Introduction to Web Services Part 3: Understanding XML
This article of the series may seem as a diversion from our focus area of Web Services. Nonetheless, as we mentioned in Part 1, Web services uses XML as it's base language. With that large-scale use of XML in Web Services, it would be useful to take a look at some basic and advanced concepts of XML. With this article, we will aim to lay the foundation for a better understanding of what XML is all about.
About XML—a Primer
XML (eXtensible Markup Language) is a universally agreed markup meta-language primarily used for information exchange. A good example of a markup language is the Hyper Text Markup Language (HTML) The beauty of XML lies in the fact that it is extensible. Simply put, XML is a set of predefined rules (syntactical framework) that you need to follow when structuring your data. For a long time, programmers and application vendors have built applications and systems deployed in an enterprise that processes data that can be interpreted by the enterprise systems—essentially, data structured in a proprietary fashion. But as information exchange between applications and systems across enterprises became prevalent, it became very difficult to exchange data because the systems were never designed to accept data from external, unknown systems. XML provides a standard and common data structure for sharing data between disparate systems. Additionally, XML has built-in data validation, which guarantees that the structure of the data that is received is valid.
Let us take a look at how data is represented using XML:
<employee><shift id= "counter" time="8-12"> <phone id = "1"> All phone information <number>3444333</number > </phone></shift ><shift id="help_desk" time="1-5"> <phone id = "2"> All phone information <number>332333</number > </phone></shift >...<home-address> <street>3434 Norwalk street</street> <city>New York</city> <state>NY</state></home-address></employee>
This illustrates that an employee having more than one shift (for example, mornings he works on the counter and evenings at the help desk).
In the preceding example, we represent the personal information and shift data for an employee in an organization. Notice how XML uses the distinctive "<> </>" tags similar to the tags used in HTML? This is because XML is a markup language much like HTML. The two primary building blocks of XML used in the preceding example are elements and attributes.

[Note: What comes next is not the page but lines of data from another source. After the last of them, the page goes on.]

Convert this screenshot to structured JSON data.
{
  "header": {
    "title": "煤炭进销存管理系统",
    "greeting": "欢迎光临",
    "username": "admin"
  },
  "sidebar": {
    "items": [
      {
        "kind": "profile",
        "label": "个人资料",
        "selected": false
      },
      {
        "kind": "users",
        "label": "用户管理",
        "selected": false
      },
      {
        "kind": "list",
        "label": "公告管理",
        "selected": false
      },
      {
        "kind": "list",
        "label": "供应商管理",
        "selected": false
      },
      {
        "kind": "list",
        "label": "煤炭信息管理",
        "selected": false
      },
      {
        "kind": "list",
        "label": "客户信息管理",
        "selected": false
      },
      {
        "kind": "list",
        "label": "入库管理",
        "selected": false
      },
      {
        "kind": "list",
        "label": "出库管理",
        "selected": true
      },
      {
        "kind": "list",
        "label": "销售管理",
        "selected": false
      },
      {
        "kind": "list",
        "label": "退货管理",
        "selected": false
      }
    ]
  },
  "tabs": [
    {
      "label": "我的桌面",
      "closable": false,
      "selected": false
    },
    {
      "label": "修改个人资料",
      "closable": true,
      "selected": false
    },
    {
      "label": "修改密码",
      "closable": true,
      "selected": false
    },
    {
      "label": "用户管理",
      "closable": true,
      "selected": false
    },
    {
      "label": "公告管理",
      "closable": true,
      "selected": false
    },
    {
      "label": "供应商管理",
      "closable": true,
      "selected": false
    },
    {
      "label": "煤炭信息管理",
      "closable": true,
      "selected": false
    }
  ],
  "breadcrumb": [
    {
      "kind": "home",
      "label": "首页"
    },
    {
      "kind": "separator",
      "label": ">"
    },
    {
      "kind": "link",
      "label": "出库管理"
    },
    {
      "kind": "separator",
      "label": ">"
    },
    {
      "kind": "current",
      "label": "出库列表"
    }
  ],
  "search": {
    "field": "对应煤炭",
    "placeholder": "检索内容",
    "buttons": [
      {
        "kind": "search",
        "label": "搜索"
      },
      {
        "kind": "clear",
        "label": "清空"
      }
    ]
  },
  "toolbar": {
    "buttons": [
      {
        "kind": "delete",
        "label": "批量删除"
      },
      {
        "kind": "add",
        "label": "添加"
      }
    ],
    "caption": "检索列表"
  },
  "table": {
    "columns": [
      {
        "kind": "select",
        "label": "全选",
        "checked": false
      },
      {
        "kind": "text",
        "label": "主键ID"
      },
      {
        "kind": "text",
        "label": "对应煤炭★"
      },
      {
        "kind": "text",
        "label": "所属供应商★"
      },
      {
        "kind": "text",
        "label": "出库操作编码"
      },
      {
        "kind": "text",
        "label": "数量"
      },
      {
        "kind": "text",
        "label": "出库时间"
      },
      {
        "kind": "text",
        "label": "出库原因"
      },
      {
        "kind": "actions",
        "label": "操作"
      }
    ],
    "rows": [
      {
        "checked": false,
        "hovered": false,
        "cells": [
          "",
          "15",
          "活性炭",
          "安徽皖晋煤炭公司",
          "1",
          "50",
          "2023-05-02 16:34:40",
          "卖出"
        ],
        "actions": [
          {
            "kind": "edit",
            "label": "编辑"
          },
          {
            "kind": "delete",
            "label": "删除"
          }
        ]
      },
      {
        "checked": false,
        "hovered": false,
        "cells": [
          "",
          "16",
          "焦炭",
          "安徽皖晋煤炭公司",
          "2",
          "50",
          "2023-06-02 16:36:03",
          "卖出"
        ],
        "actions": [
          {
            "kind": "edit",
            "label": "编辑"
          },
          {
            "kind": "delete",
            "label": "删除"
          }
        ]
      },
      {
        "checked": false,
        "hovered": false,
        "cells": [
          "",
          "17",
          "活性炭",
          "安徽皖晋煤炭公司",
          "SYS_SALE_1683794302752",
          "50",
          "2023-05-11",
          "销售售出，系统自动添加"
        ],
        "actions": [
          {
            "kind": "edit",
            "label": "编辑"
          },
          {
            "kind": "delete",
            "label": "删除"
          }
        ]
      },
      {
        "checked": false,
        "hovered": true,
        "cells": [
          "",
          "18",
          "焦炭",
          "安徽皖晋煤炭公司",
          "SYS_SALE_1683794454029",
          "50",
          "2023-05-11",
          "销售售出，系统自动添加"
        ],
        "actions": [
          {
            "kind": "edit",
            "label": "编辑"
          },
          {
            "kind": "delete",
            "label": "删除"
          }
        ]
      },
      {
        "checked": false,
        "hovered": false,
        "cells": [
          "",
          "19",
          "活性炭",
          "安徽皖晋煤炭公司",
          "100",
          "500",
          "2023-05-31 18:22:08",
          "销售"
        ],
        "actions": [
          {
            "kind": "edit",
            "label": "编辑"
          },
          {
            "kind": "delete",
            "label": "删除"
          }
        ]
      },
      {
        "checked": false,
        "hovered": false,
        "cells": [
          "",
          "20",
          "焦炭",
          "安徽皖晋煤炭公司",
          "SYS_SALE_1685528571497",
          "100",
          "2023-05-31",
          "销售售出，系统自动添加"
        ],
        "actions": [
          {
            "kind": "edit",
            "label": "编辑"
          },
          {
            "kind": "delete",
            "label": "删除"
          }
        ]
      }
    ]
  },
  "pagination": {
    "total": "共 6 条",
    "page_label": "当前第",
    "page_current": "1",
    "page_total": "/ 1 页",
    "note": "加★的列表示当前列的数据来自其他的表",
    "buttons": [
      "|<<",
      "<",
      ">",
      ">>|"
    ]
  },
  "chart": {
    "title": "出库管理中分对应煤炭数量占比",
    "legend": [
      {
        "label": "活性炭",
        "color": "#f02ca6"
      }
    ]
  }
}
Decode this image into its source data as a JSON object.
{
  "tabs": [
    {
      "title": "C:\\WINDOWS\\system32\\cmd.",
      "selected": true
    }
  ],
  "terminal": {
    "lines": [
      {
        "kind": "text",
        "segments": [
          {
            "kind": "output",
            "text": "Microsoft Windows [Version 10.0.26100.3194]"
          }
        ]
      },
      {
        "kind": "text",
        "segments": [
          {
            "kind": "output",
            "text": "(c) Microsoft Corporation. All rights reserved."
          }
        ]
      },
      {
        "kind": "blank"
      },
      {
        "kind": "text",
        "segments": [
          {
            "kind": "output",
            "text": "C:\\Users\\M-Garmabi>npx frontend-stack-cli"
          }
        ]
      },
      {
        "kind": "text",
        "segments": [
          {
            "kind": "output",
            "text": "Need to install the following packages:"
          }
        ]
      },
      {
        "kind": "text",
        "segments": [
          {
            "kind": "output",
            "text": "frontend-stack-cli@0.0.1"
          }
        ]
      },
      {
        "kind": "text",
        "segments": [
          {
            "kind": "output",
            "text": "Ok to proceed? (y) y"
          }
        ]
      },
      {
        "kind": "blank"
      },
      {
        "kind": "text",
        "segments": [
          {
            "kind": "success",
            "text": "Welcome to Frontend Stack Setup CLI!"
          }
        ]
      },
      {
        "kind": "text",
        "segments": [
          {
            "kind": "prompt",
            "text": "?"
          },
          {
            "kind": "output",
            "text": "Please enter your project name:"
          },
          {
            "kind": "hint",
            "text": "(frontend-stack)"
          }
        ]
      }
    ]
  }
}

Elements are tags, just like the ones used in HTML, and have values. Further, elements are structured as a tree. Hence, you have elements organized in a hierarchical fashion with a base element (parents element) and child elements; child elements themselves further can have more child elements, and so on. In the preceding example, <employee> is the root element and has <shift> as its child element; further down, <phone> is the child of <shift>.
Elements have certain characteristics. Some of these characteristics are:
- Elements can contain data, such as the <number> element in the example.
- On the flip side, elements may not contain data but just attributes, such as the <shift> element.
- Alternatively, elements may have both attributes as well as data, and may also contain child elements, like the <phone> element in the example.
There are many more features and rules associated with elements, such as what valid names an element tag can have, elements have to be properly nested, and so on.
Attributes help you to give more meaning and describe your element more efficiently and clearly. In the preceding example, the <shift> element has an attribute "id" with values "counter" and "help_desk". With the use of such attributes, you can easily know that an employee can be working at a counter or help desk. This helps make the data in the XML document self-describing. You should always remember that the core purpose of attributes is to provide more information about the element and should not be used to contain the data itself. Just as with elements, attributes have many rules associated with them.
Document Type Definition (DTD)
Just as when you start coding in any programming language you need to know the language specification, in the same way DTD is a specification, which has to be followed while creating an XML. Also, just like one of the task of compiler for any programming language is to see if the specification was followed, similarly there are parsers that use the DTD against an XML document to check for the document's validity.
A DTD helps you to define the structure of your XML document. It provides a strict framework and rules to be followed when creating XML documents. In addition, DTD can be used to check the validity and integrity of the data contained in an XML document. A few salient features of DTD are listed below:
- DTD is used to specify valid elements and attributes that can be used in the XML document.
- With a DTD, you can define a tree hierarchy of the elements.
- Sequential organization of a collection of child elements that can exist in an XML document can also be defined by using a DTD.
DTD can be used directly inside the XML source or can exist outside XML document with a link specified in the XML document to that DTD.
Basically, DTD consists of these items:
|DTD Element||Metadata about an element. It specifies what kind of data will element have, the number of occurrences of each element, relationships between elements and so on.|
|DTD Attributes||Specify various rules and specifications associated with the data.|
|DTD Entities||Used to reference a external file or provide a short cuts to common text.|
Example: <!ELEMENT employee (shift+, home-address, hobbies*)>
employee can have one or more shift a day and should have one home-address and can have zero or more hobbies.
Example: <!ATTLIST shift id CDATA #REQUIRED>
shift should have an id attribute.
In short, DTD is used to define a document structure by specifying the details regarding all the elements that are to be used and hence can be used to check the validity of an XML that is supposed to follow the rules laid down by this DTD.